Cosmological simulations of the first galaxies

Latif, M. A., Sep-2011, Groningen: Rijksuniversiteit Groningen.

Research output: ThesisThesis fully internal (DIV)Academic

Copy link to clipboard


  • M. A. Latif
The study of the cosmos has mesmerized humans since many centuries. Our present knowledge of the Universe is based on the standard Big Bang theory. The detection of the cosmic microwave background (CMB) is one of the strongest evidences of the Big Bang model. The isotropy of the CMB shows that the Universe is very isotropic on the large scales. The CMB also shows a spectrum of very small density fluctuations that form the seeds for structures in the Universe. The formation of the first objects (i.e., first stars and quasars) at the end of dark ages is an outstanding issue in the modern cosmology. They were formed when the Universe was about 400 million years old as shown in the figure 1. During the past decade, the study of primordial objects has gained a lot of interest but still many questions remain unanswered about their formation. In this thesis, we have addressed some of the key questions pertaining to the formation of the first objects. It is generally believed that structures in the early Universe are formed out of small density perturbations as a result of a gravitational instability. These perturbations are produced due to quantum fluctuations in the gravitational potential during the early Universe. They collapse under self-gravity to form small structures.

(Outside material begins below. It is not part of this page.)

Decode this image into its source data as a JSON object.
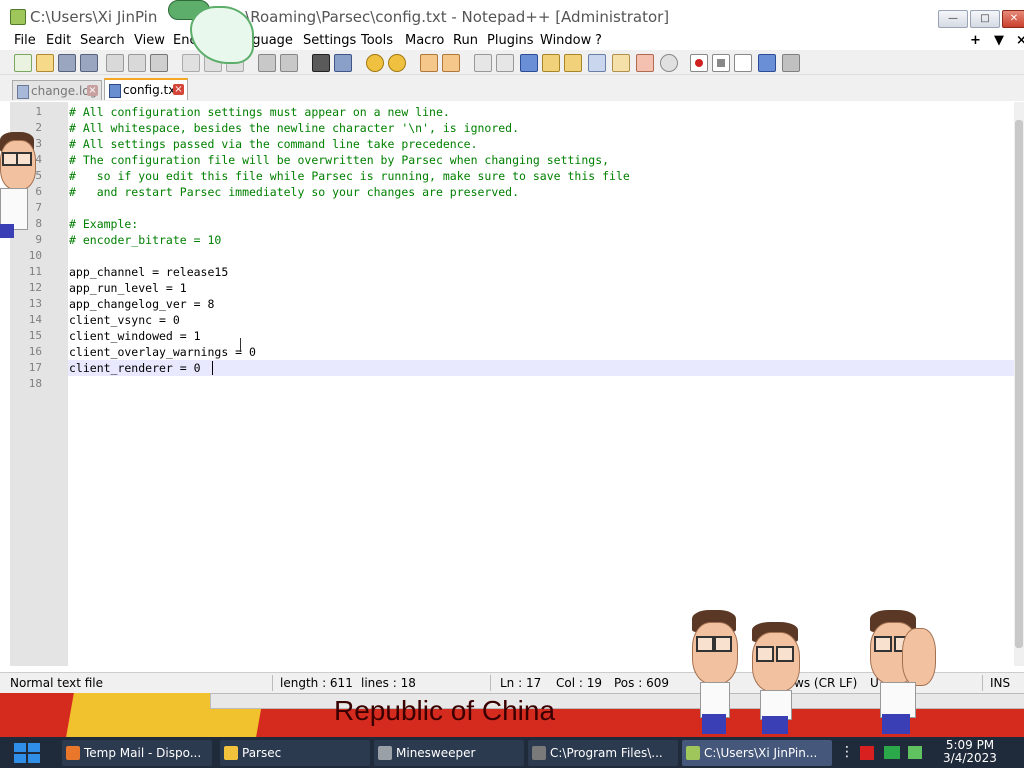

They merge with each other to form bigger structures and this scenario is called hierarchical scenario of structure formation. The growth of structures depends upon the contents of the Universe. The Universe comprises 70% dark energy which is responsible for its expansion. It was realized in early 80s that most of the matter in the Universe is not comprised of atoms. Rather, non-luminous source of gravity was found to be essential to explain the rotation curves of galaxies which we call dark matter. The Universe comprises 23% dark matter and only 4% atoms that is the model known as Lambda cold dark matter (LCDM). In the very begining, density perturbations are small. They grow linearly and equations describing their evolution can be solved analytically. As density perturbations grow non-linear analytical solutions become too complex. It necessitates the use of numerical simulations to study their growth. We have performed numerical simulations to study the formation of the first objects. We have used the FLASH code which is freely available and is well suited for our problem. It can run on many parallel systems.
Original languageEnglish
QualificationDoctor of Philosophy
Awarding Institution
  • 10002
Award date16-Sep-2011
Place of PublicationGroningen
Print ISBNs9789036750431
Publication statusPublished - Sep-2011


  • Proefschriften (vorm), Donkere materie, Sterbevolking, OB-sterren, Oerexplosie, Quasars, Gravitatiegolven, Sterrenstelsels, Simulatie, sterren(stelsels): algemeen

View graph of relations

Download statistics

No data available

ID: 14547859